“The aggregate availability of bank reserves does not constrain the expansion [of credit] directly. The reason is simple: . . . in order to avoid extreme volatility in the interest rate, central banks supply reserves as demanded by the system. From this perspective, a reserve requirement, depending on its remuneration, affects the cost . . . of loans, but does not constrain credit expansion quantitatively. . . . [A]n expansion of reserves in excess of any requirement does not give banks more resources to expand lending. It only changes the composition of liquid assets of the banking system. Given the very high substitutability between bank reserves and other government assets held for liquidity purposes, the impact can be marginal at best.”
Again, one form of liquidity is just substituted for another, without changing the overall level in the pool.
If bank reserves do not constrain bank lending, what does? According to the BIS paper, “the main . . . constraint on the expansion of credit is minimum capital requirements.” These capital requirements, known as “
A Solution to the Federal Debt Crisis?
Another interesting aside arising from all this is the suggestion that the government could actually print its way out of debt – it could print dollars and buy back its bonds -- without creating inflation. As Roche observes:
“[Quantitative easing] in time of a balance sheet recession is not actually inflationary at all. With the government merely swapping assets they are not actually ‘printing’ any new money. In fact, the government is now essentially stealing interest bearing assets from the private sector and replacing them with deposits. . . . [T]his policy response would in fact be deflationary – notinflationary.”
Roche concludes, “the inflationistas have been wrong and the
“In my opinion, the
The failed QE experiments in
The Fed’s earlier attempts at QE involved swapping $1.25 trillion in mortgaged-backed securities (MBS) for dollars created on a computer screen. As noted in the NPR segment, many of those securities have come due and have gotten paid off, putting cash in the Fed’s till. The Fed now proposes to use this money to buy long-term Treasury debt rather than MBS. That means the Fed will, in effect, be buying the government’s debt with dollars created on a computer screen. The privately-owned Federal Reserve is not actually an arm of the federal government, but if it were, the government would thus be printing its way out of debt – just as Helicopter Ben proposed in 2002. Recall that he said, “the
Running the government’s printing presses to pay its bills has not seriously been tried since the Civil War, when President Lincoln saved the North from a crippling war debt at usurious interest rates by printing Greenbacks (
How to Reverse a Deflation:
Do a Helicopter Drop on the States
The government could pay its bills by issuing Greenbacks as
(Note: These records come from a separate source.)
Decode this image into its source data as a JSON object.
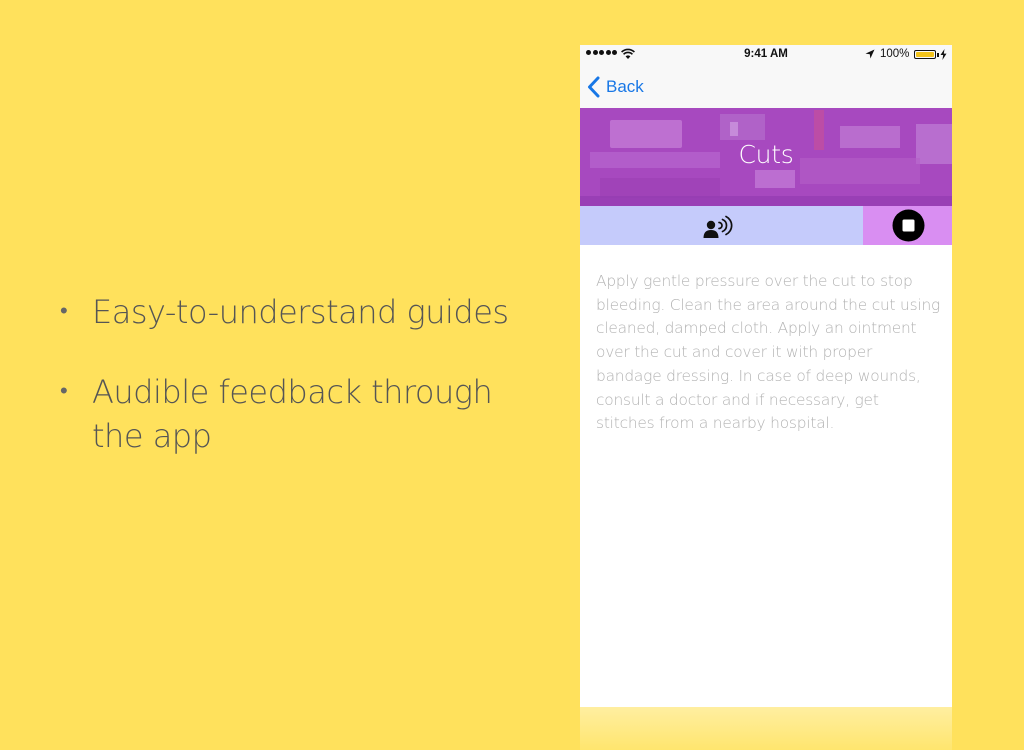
{
  "slide": {
    "bullets": [
      {
        "text": "Easy-to-understand guides"
      },
      {
        "text": "Audible feedback through the app"
      }
    ],
    "bullet_symbol": "•"
  },
  "phone": {
    "status_bar": {
      "time": "9:41 AM",
      "battery_percent": "100%",
      "battery_color": "#f2c31a"
    },
    "nav": {
      "back_label": "Back",
      "accent_color": "#1877e6"
    },
    "banner": {
      "title": "Cuts",
      "color": "#b04ec6"
    },
    "audio_controls": {
      "speak_icon": "speaking-person-icon",
      "stop_icon": "stop-icon",
      "speak_bg": "#c5cbfb",
      "stop_bg": "#d98ef2"
    },
    "guide_text": "Apply gentle pressure over the cut to stop bleeding. Clean the area around the cut using cleaned, damped cloth. Apply an ointment over the cut and cover it with proper bandage dressing. In case of deep wounds, consult a doctor and if necessary, get stitches from a nearby hospital."
  }
}
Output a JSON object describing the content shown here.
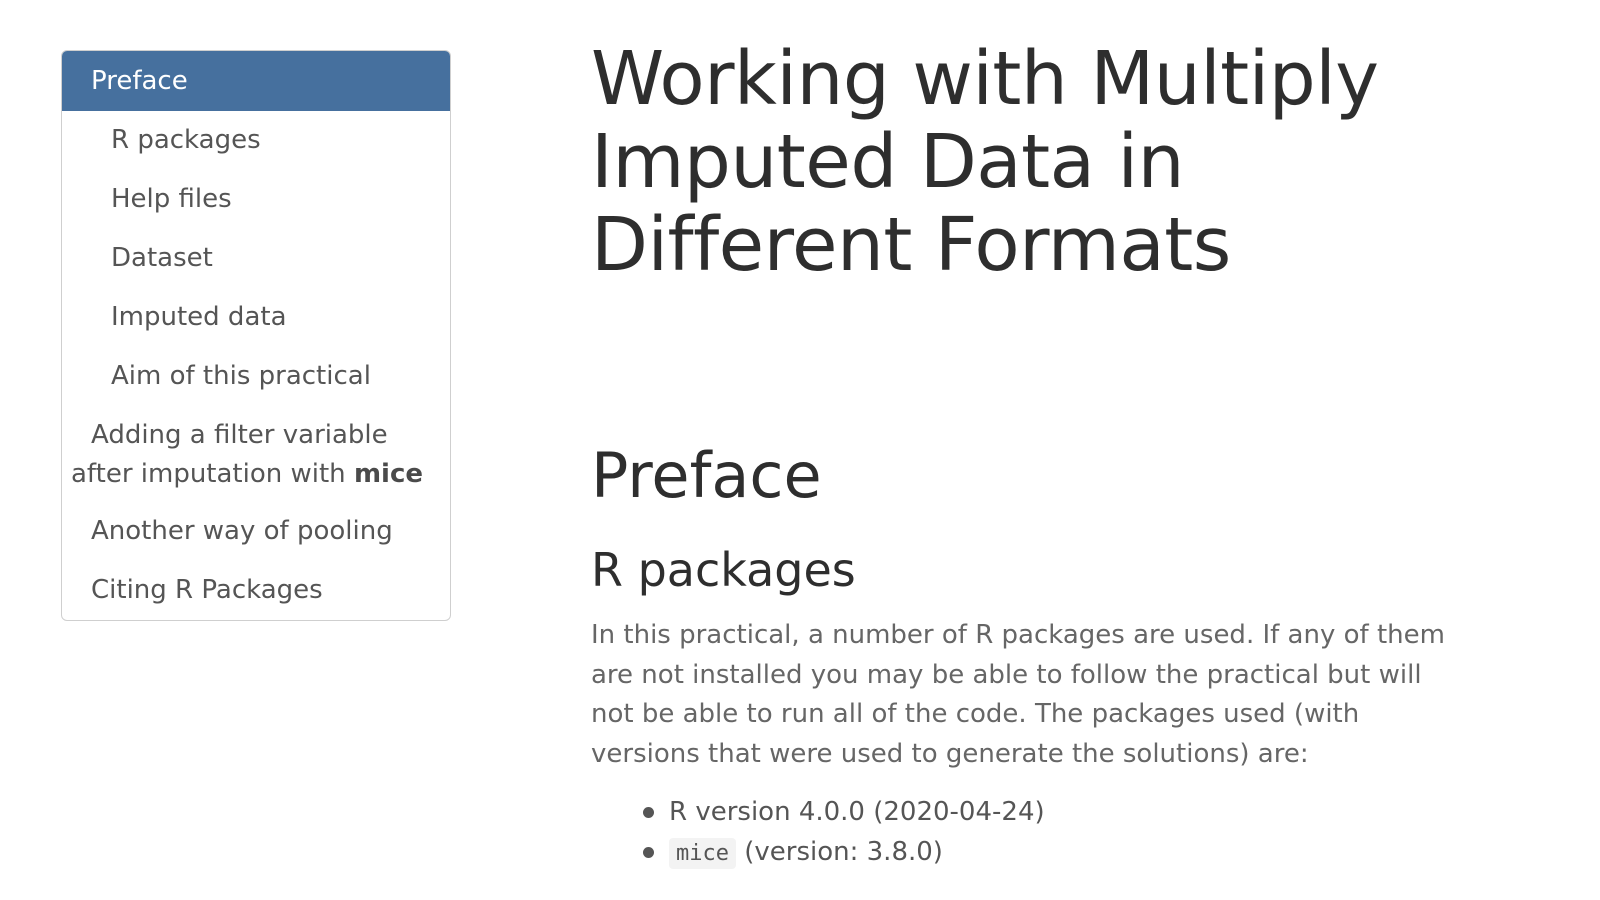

A “state” might not qualify as an “individual, partnership or corporation” under Section 13(3) of the Federal Reserve Act, but a state-owned bank would. Bruce Cahan, an attorney and social entrepreneur in Silicon Valley, California, proposes that the Fed could diversify its role by buying long-term bonds in existing or newly-chartered state-owned banks. These banks, which would have a mandate to serve state and local communities, would more quickly and accountably lend for in-state purposes than private banks do now. They could be required to use accepted transparency accounting standards to trace how the proceeds of their loans flowed into the economy. Local needs would thus determine how best to jumpstart and keep alive businesses and households that the “too big to fail” megabanks no longer want to fund on fair credit terms. Adding a state-owned bank would also bring competition to regional banking markets such as that of the
Ellen Brown is an attorney and the author of eleven books. In Web of Debt, her latest book, she shows how the Federal Reserve and "the money trust" have usurped the power to create money from the people themselves, and how we the people can get it back. Her websites are webofdebt.com, ellenbrown.com, and public-banking.com.